Where in the material does the word "bubble" appear? Copy each line that has it.
===== Exercise input =====
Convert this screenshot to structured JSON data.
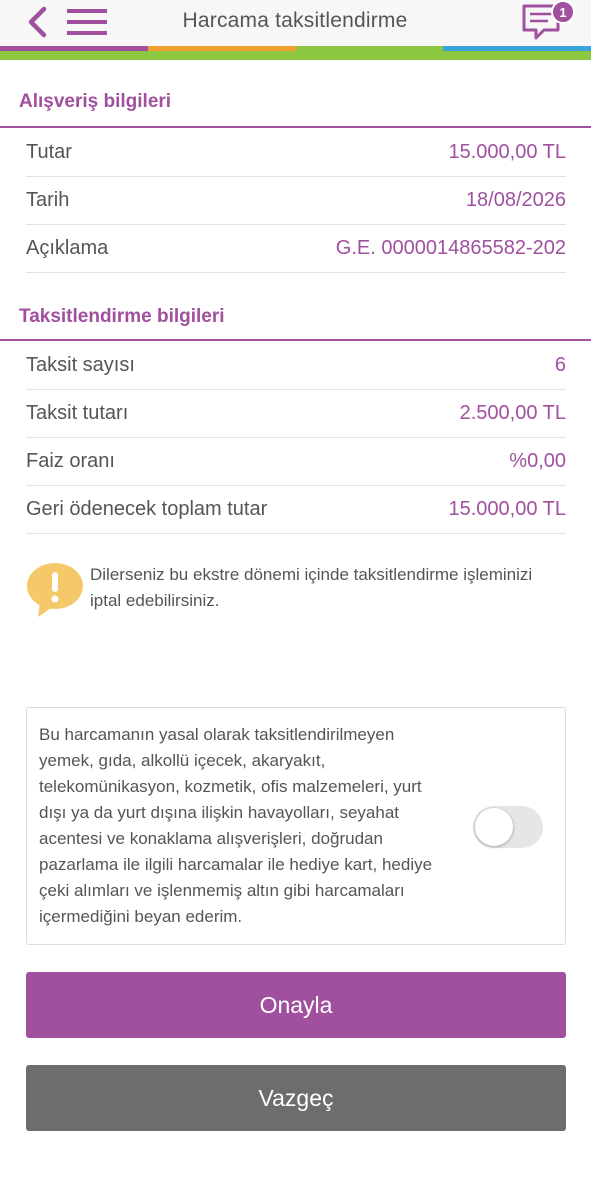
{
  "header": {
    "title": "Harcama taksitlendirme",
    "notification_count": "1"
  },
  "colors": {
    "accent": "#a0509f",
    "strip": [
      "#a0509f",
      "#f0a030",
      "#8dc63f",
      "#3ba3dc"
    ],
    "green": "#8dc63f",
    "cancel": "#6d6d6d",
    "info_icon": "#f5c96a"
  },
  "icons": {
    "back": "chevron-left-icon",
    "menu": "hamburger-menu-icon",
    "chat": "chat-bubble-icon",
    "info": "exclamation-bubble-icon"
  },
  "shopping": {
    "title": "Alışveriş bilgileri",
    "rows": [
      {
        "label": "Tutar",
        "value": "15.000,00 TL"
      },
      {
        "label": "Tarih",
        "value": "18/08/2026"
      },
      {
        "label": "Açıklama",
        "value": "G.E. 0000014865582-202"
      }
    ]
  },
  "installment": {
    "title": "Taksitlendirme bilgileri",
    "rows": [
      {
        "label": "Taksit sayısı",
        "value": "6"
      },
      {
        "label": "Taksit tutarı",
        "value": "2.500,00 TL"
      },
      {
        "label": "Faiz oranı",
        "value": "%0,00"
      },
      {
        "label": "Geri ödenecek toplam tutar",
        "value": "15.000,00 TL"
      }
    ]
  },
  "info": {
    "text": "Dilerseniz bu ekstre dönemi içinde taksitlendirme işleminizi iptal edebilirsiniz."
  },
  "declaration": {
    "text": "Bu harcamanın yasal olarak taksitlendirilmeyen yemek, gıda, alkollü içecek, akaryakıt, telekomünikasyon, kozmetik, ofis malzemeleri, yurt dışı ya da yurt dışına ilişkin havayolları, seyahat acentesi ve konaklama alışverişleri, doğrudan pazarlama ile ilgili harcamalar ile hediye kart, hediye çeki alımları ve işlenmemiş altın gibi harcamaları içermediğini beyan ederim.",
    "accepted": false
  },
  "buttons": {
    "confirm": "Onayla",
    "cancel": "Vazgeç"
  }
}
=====
▶ [Your solution]:
    "chat": "chat-bubble-icon",
    "info": "exclamation-bubble-icon"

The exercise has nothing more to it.